RIT is losing two key players in Jess Paton and Carly Payerl. Jess Paton led RIT in scoring last season, with 8 goals and 12 assists for 20 points in 36 games. Carly Payerl was second for RIT in scoring last year, with 10 goals and 9 assists in 36 games for 19 points. Both were part of RIT’s first recruiting class in Division I hockey.
RIT’s top incoming freshman is Terra Lanteigne. As discussed earlier, Lanteigne will likely be called upon to start in net for RIT. In the NSFMAAAHL last season with the Metro Boston Pizza she recorded a 9-1 record, with a 1.20 GAA and two shutouts, and was named top goaltender.
RIT’s toughest matchup this season is Bemidji State. Bemidji State finished 22-11-3 last year and put up a conference record of 17-9-2 in the competitive WCHA.
"With a relatively young team it's not surprising to have the coaches pick us to finish there. But as we've proven before, it's not where you're picked at the beginning of the year that counts. It's how you compete throughout the season that matters most." — Head Coach Scott McDonald on RIT being picked to finish 5th in the CHA

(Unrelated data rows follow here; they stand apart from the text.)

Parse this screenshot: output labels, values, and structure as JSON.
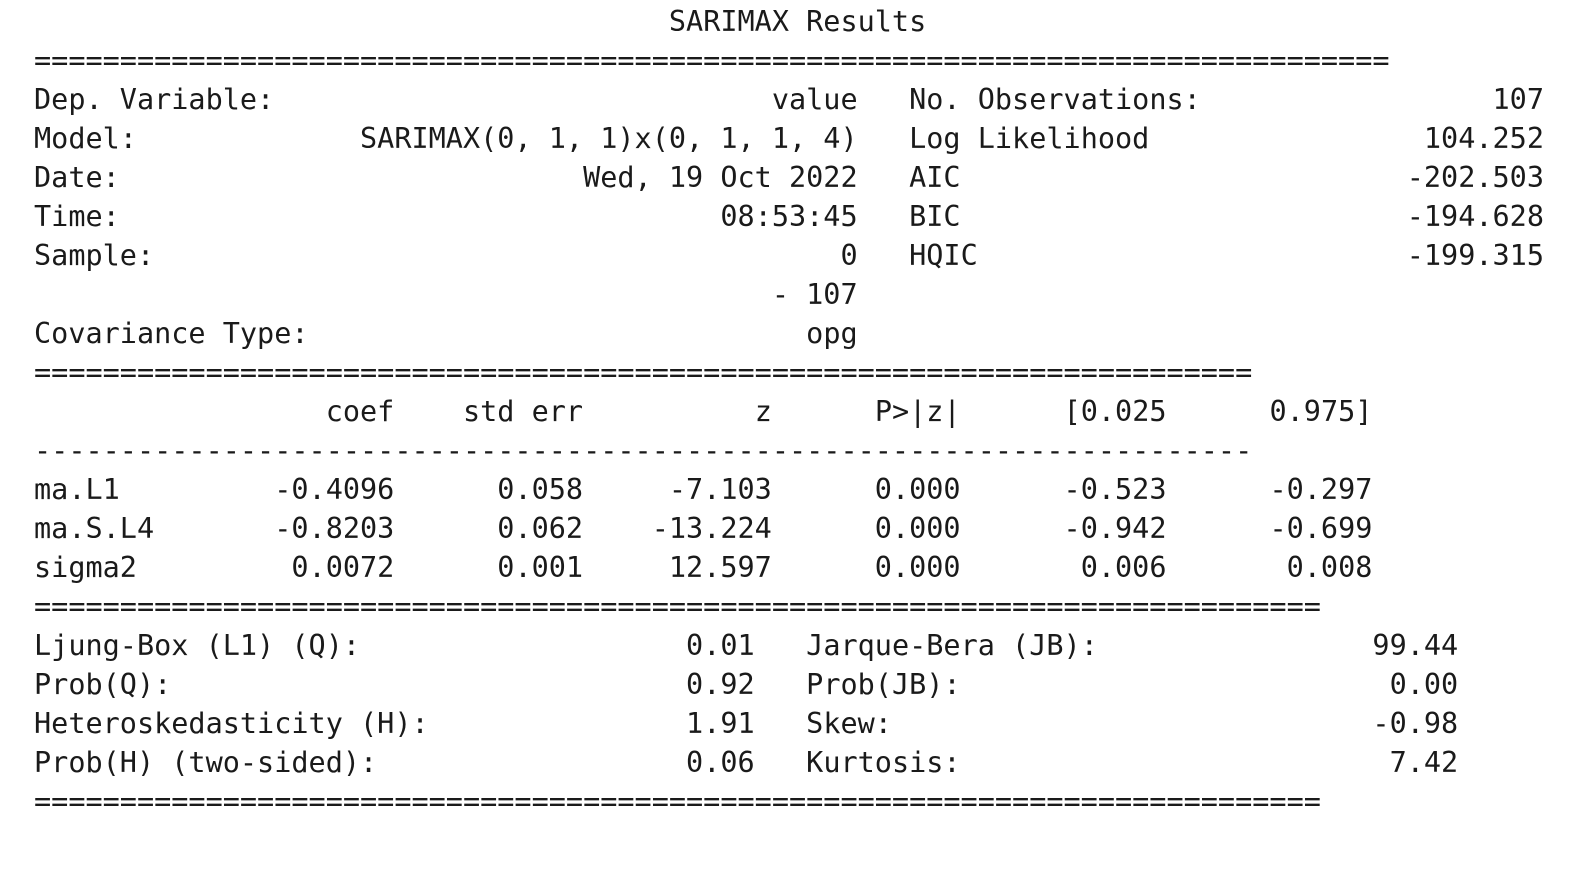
{
  "title": "SARIMAX Results",
  "separators": {
    "full": "===============================================================================",
    "coef": "=======================================================================",
    "coef_dash": "-----------------------------------------------------------------------",
    "diag": "==========================================================================="
  },
  "model_info": {
    "left": [
      {
        "label": "Dep. Variable:",
        "value": "value"
      },
      {
        "label": "Model:",
        "value": "SARIMAX(0, 1, 1)x(0, 1, 1, 4)"
      },
      {
        "label": "Date:",
        "value": "Wed, 19 Oct 2022"
      },
      {
        "label": "Time:",
        "value": "08:53:45"
      },
      {
        "label": "Sample:",
        "value": "0"
      },
      {
        "label": "",
        "value": "- 107"
      },
      {
        "label": "Covariance Type:",
        "value": "opg"
      }
    ],
    "right": [
      {
        "label": "No. Observations:",
        "value": "107"
      },
      {
        "label": "Log Likelihood",
        "value": "104.252"
      },
      {
        "label": "AIC",
        "value": "-202.503"
      },
      {
        "label": "BIC",
        "value": "-194.628"
      },
      {
        "label": "HQIC",
        "value": "-199.315"
      }
    ]
  },
  "coef_table": {
    "columns": [
      "coef",
      "std err",
      "z",
      "P>|z|",
      "[0.025",
      "0.975]"
    ],
    "rows": [
      {
        "name": "ma.L1",
        "values": [
          "-0.4096",
          "0.058",
          "-7.103",
          "0.000",
          "-0.523",
          "-0.297"
        ]
      },
      {
        "name": "ma.S.L4",
        "values": [
          "-0.8203",
          "0.062",
          "-13.224",
          "0.000",
          "-0.942",
          "-0.699"
        ]
      },
      {
        "name": "sigma2",
        "values": [
          "0.0072",
          "0.001",
          "12.597",
          "0.000",
          "0.006",
          "0.008"
        ]
      }
    ]
  },
  "diagnostics": {
    "left": [
      {
        "label": "Ljung-Box (L1) (Q):",
        "value": "0.01"
      },
      {
        "label": "Prob(Q):",
        "value": "0.92"
      },
      {
        "label": "Heteroskedasticity (H):",
        "value": "1.91"
      },
      {
        "label": "Prob(H) (two-sided):",
        "value": "0.06"
      }
    ],
    "right": [
      {
        "label": "Jarque-Bera (JB):",
        "value": "99.44"
      },
      {
        "label": "Prob(JB):",
        "value": "0.00"
      },
      {
        "label": "Skew:",
        "value": "-0.98"
      },
      {
        "label": "Kurtosis:",
        "value": "7.42"
      }
    ]
  }
}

Fun Fact: Incoming freshman Terra Lanteigne represented Canada at the 2015 Youth World Sailing Championship in Malaysia.